AIM OF THE EXERCISE: Search the records for the word "kind" and pick out every line that has it.

....................

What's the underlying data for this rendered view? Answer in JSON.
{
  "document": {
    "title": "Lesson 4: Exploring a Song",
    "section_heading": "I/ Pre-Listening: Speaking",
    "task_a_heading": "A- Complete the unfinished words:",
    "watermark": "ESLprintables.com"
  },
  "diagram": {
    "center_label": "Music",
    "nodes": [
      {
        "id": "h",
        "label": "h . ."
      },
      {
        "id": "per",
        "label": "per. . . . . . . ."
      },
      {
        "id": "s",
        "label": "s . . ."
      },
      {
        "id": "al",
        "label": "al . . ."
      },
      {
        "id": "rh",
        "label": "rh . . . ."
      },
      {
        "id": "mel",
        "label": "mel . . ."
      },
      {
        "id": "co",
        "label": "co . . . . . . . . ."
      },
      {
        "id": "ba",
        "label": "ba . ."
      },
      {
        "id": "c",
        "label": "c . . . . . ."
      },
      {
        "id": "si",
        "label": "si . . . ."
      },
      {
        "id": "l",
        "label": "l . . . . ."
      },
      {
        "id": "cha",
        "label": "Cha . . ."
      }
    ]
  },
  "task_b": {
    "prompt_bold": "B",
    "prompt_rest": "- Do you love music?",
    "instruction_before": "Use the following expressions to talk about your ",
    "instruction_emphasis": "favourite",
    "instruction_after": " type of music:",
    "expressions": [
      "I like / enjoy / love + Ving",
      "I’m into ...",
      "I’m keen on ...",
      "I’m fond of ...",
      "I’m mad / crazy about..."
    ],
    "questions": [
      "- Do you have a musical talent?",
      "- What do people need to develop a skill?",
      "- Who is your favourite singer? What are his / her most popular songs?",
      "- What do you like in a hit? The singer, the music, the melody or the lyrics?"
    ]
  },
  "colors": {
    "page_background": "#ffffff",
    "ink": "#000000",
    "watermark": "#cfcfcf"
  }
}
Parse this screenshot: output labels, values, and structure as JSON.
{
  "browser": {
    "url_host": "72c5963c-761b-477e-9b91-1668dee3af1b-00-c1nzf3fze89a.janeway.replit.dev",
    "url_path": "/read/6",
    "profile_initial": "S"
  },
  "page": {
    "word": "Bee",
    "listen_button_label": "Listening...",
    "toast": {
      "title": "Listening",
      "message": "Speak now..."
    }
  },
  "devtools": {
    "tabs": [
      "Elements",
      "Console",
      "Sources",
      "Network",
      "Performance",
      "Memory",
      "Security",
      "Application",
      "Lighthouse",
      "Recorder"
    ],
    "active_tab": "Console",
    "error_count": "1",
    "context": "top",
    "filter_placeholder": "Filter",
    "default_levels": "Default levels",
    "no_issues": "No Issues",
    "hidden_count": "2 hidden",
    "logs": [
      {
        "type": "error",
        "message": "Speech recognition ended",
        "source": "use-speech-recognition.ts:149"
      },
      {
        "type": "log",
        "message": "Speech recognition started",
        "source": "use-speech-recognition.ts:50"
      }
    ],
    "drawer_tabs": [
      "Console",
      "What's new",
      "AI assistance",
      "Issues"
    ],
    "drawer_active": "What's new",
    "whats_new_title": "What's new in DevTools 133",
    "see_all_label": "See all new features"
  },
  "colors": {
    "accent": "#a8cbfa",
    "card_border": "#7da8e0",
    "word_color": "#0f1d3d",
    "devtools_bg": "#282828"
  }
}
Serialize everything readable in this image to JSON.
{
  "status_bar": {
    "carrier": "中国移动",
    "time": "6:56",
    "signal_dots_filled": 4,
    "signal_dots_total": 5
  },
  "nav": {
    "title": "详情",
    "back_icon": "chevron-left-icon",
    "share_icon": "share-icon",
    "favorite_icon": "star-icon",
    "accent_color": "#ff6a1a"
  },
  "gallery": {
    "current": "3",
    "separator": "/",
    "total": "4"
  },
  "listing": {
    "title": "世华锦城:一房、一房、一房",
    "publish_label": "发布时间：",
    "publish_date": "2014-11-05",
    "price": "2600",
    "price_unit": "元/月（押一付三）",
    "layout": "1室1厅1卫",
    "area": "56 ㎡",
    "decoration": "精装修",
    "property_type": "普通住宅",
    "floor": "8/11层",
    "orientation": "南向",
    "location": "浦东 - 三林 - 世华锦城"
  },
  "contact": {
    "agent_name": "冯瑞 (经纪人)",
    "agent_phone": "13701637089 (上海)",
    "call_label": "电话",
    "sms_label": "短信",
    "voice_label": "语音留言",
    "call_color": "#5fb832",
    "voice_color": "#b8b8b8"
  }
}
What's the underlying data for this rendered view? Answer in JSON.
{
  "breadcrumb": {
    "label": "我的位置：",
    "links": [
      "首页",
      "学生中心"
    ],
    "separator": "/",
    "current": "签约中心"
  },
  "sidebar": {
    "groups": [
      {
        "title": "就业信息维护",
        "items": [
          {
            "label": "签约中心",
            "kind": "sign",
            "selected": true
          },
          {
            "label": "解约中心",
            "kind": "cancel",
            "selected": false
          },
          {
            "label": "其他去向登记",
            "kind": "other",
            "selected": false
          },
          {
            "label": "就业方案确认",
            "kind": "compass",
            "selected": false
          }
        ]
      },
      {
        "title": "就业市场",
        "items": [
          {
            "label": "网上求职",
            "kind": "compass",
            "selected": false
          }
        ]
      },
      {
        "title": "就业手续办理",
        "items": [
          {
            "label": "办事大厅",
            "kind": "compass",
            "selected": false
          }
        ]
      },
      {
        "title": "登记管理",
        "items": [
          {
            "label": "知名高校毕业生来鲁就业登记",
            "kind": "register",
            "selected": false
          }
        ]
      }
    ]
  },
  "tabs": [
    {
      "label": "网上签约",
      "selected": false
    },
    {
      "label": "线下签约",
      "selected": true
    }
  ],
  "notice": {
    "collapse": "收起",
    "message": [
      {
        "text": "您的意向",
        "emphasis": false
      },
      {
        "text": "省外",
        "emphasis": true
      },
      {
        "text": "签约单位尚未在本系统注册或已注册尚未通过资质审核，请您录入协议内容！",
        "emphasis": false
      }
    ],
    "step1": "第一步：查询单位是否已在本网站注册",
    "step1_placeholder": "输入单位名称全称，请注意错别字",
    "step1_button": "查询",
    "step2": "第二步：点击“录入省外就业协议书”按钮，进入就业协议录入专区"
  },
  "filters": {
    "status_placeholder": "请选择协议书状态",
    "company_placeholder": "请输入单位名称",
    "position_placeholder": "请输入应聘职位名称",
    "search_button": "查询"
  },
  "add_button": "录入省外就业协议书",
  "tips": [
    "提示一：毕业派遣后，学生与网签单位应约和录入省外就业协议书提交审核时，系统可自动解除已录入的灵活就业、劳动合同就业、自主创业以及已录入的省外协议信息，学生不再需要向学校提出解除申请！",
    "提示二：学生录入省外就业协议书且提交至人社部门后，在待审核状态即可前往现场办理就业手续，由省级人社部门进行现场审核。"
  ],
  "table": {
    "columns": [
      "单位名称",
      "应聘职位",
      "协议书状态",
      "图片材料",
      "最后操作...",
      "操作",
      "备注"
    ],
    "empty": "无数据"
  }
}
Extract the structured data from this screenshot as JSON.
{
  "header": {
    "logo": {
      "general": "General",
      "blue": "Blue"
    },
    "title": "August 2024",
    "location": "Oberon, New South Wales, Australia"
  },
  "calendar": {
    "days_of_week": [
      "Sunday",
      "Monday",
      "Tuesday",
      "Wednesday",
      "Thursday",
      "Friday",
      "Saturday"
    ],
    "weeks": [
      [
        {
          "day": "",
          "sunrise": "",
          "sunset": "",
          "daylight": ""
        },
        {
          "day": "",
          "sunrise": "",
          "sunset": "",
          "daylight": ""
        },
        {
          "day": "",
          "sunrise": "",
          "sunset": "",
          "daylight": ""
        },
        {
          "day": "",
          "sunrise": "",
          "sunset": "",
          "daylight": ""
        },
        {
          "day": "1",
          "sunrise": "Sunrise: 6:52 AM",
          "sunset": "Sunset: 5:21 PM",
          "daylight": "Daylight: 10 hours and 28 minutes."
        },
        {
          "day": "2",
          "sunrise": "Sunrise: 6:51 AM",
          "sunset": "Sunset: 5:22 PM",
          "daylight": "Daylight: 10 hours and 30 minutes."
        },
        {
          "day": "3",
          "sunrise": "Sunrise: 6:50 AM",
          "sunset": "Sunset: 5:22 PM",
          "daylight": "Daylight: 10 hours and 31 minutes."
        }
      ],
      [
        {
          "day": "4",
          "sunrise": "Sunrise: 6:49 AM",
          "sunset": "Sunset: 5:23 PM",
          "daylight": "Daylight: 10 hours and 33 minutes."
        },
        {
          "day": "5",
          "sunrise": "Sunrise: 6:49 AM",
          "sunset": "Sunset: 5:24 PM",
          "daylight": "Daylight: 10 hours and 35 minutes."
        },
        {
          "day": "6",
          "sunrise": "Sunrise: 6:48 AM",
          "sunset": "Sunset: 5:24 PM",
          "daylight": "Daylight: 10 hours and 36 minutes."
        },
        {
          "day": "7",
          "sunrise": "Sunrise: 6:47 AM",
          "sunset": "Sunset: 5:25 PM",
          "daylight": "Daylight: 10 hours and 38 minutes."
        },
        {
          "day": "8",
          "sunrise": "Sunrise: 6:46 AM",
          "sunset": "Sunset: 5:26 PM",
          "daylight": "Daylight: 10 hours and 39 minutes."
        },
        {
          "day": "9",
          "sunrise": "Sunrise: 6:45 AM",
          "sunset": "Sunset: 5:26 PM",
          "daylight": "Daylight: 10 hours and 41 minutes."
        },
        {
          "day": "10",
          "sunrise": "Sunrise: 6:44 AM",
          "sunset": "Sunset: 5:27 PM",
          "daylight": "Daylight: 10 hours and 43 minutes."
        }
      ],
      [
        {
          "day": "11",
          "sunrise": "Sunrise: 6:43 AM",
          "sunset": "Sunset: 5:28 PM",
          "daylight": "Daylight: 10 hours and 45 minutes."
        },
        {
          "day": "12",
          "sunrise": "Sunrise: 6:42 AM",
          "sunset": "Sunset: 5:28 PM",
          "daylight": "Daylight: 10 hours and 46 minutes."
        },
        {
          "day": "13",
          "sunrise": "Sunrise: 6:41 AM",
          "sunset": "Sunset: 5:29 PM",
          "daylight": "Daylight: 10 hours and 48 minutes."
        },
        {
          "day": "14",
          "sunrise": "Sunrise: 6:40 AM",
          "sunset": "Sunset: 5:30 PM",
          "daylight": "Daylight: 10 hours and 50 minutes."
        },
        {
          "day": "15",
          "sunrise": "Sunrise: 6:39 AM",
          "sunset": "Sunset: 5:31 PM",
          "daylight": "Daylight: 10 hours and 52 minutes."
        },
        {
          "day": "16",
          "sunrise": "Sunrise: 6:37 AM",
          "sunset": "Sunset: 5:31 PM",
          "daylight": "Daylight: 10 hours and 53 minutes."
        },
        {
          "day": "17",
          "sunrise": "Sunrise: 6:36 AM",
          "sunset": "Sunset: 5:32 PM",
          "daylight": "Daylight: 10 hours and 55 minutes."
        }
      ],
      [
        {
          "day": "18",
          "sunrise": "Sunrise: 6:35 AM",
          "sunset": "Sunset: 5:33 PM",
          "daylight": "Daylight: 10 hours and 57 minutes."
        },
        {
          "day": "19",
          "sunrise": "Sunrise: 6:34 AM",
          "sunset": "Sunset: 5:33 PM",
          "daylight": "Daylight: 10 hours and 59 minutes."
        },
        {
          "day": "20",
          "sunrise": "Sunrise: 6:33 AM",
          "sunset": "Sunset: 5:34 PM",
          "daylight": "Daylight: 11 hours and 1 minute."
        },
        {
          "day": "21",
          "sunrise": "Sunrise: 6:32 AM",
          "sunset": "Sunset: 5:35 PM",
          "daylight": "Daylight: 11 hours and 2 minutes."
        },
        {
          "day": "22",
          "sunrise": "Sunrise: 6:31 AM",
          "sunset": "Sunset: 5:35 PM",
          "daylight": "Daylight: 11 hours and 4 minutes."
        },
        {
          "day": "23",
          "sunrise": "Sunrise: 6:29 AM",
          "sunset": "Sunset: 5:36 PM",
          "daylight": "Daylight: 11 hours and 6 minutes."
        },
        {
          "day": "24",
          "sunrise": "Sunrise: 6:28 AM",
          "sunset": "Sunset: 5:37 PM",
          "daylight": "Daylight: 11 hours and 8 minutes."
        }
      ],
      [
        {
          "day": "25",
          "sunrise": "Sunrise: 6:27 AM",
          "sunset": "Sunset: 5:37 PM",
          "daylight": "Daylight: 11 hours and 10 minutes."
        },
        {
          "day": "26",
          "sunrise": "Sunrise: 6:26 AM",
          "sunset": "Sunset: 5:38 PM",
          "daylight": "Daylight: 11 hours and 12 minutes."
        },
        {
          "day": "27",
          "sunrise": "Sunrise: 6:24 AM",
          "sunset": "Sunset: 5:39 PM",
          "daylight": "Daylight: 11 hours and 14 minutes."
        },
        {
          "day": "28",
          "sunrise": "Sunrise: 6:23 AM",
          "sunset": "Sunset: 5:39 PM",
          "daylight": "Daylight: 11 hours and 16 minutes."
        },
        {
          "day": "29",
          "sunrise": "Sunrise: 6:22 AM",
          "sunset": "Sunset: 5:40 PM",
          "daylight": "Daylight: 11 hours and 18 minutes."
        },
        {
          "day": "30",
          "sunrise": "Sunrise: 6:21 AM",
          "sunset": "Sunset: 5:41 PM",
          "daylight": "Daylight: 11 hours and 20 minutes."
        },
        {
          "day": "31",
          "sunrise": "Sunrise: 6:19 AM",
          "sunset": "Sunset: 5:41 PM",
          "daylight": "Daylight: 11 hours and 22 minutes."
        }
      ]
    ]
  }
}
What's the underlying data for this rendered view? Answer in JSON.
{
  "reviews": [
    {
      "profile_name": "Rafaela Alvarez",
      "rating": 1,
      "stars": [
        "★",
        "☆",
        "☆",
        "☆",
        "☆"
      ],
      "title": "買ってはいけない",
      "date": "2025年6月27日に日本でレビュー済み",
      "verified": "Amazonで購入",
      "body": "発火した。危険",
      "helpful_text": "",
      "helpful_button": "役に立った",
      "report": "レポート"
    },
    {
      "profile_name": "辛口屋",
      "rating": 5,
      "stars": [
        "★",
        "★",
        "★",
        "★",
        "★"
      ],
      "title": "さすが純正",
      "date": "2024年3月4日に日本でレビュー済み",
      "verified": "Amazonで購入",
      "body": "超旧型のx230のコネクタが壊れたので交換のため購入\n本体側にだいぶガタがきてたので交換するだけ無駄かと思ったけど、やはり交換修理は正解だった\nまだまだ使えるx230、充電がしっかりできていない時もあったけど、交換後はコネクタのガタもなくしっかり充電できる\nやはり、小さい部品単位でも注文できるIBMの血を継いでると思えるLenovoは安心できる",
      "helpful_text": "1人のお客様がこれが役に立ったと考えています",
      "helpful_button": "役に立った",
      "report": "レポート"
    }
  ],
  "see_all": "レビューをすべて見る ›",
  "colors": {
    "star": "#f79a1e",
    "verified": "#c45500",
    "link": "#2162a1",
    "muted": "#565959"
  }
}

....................

ANSWER BELOW:
            "kind": "sign",
            "kind": "cancel",
            "kind": "other",
            "kind": "compass",
            "kind": "compass",
            "kind": "compass",
            "kind": "register",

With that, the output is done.